Skin cancer is the most common form of cancer in the United States. According to the Skin Cancer Foundation, more than 5 million nonmelanoma skin cancers were treated in over 3 million individuals in 2012. 150,000 new cases of invasive melanoma are projected to be diagnosed in the United States 2018, with nearly 10,000 people estimated to not survive melanoma that same year.
Did You Know…
Scientific studies show that proper sun protection, including the use of sunscreen, can help reduce the risk of developing skin cancer.
Healthcare professionals and regulatory authorities worldwide agree that sunscreen use is important to staying safe in the sun.

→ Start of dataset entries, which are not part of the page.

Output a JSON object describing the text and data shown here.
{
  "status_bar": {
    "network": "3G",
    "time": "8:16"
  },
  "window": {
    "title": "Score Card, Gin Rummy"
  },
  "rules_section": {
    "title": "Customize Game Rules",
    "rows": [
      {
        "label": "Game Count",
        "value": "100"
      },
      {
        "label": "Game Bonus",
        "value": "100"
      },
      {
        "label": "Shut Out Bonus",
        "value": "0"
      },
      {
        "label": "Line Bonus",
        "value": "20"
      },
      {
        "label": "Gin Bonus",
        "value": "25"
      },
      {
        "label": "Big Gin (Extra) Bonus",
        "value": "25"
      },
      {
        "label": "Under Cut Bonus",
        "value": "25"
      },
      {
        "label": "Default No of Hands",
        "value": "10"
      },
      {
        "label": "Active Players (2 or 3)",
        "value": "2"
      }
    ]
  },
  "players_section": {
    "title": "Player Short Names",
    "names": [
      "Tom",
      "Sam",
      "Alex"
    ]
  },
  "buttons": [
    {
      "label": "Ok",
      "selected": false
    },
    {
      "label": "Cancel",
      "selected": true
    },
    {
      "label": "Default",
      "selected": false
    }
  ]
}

Restricting the use of sunscreen ingredients limits consumers’ options for the best possible protection.
Not all sunscreens protect against harmful UV rays. Some protect against UVB rays that cause burning, and others protect against UVA rays that cause damage like premature aging and skin cancer.
- Each year there are more new cases of skin cancer than the combined incidence of breast, prostate, lung and colon cancers.
- From 1999 to 2015, the incidence of melanoma increased by nearly 50 percent in the United States.
- Over the past three decades, more people have had skin cancer than all other cancers combined.
- One person dies every hour from melanoma, projected to nearly 10,000 deaths in 2018.
- One in five Americans will develop skin cancer in the course of a lifetime.
- Just one bad burn in childhood increases the risk of developing melanoma later in life.
- Melanoma is the number one cancer killer of women in their twenties.
- Skin cancer is most deadly for African Americans, Asians and Latinos.
- The estimated total direct cost associated with the treatment of melanoma is $3.3 billion in the United States.
- The emotional and physical costs are impossible to calculate.
- A 2012 study by the Center for Disease Control (CDC) concluded that "Given the substantial costs of treating melanoma, public health strategies should include efforts to enhance both primary prevention (reduction of ultraviolet light exposure) and secondary prevention (earlier detection) of melanoma."
- There are currently 16 sunscreen filters that are approved by the FDA for use in sunscreens, only 9 of which are used today.
- The last time the Food and Drug Administration (FDA) approved a new sunscreen ingredient was in the 1990s.
- Outside of the United States, the next generation of photostable, broad-spectrum sunscreens that offer UVA and UVB protection have been approved for use.
- Since 2002, there have been eight pending sunscreen ingredient applications that are still waiting approval from the FDA.